Painful Reality

Tucson Weekly


Twist of Faith, director Kirby Dick's documentary about the sexual abuse of teenagers by an Ohio priest, made me think about what makes movies so compelling. Like most people, I adore big ol' Hollywood blockbusters, because they indulge the audience in a fantasy where goodness defeats evil. And not just defeats it, but really humiliates it and makes it say it's sorry and that from now on, it won't be evil so much as vaguely malign or perhaps dead.

Of course, that's also what's wrong with Hollywood blockbusters (and Hollywood lacklusters as well, for that matter): They're too clear-cut and simplistic. In the real world, things are never so black and white. Like, I bet Goebbels was exactly the guy to go to for a big hug, and that Stalin never failed to call his mom on her birthday.

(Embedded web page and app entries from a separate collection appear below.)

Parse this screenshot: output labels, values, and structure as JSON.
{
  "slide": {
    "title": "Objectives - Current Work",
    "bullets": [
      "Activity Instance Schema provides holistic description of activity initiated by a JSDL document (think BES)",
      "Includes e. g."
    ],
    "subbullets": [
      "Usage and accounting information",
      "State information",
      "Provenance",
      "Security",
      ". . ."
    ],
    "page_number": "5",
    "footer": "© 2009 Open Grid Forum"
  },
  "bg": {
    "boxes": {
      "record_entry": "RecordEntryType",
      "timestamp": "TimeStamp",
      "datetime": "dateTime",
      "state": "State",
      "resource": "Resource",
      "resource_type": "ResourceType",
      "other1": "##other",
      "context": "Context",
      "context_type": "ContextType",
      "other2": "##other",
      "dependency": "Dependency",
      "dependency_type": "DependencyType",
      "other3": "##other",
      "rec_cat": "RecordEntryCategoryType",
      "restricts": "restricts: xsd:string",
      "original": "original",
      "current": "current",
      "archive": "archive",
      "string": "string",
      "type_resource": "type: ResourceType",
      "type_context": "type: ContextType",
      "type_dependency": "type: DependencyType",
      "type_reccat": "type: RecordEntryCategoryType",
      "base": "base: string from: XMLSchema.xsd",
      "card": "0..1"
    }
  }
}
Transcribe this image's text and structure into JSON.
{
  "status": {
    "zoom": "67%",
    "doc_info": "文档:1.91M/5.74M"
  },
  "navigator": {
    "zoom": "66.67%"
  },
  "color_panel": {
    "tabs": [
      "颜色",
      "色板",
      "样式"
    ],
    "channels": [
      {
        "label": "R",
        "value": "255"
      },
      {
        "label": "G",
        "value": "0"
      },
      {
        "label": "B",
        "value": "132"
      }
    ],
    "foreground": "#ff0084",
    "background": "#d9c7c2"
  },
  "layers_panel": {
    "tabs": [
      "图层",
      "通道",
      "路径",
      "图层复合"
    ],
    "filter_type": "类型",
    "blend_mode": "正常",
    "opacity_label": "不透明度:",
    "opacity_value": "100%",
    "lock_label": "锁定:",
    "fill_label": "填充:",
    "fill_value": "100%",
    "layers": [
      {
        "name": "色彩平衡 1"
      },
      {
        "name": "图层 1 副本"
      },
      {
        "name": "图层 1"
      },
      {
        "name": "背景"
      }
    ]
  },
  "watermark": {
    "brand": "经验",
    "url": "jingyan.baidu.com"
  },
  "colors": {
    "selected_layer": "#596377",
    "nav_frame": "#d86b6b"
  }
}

Or maybe there really is evil in the world. Twist of Faith takes a look at what can happen when evil is not only allowed to run unchecked, but is actually given an expense account and the best lawyers money can buy.

Dick begins his film with the videotaped deposition of former priest Dennis Gray, who, on top of presenting God's sacraments, presented his penis into the mouths of a number of teenagers who had been placed under his loving care. The focus of the film then shifts to Tony Comes, a 34-year-old firefighter, husband and father who is trying to deal with finding out that Gray has moved into his neighborhood, which wouldn't be such a big deal if Gray hadn't made a habit of repeatedly raping Comes 20 years earlier.

Posted by kshaw at July 6, 2005 07:17 PM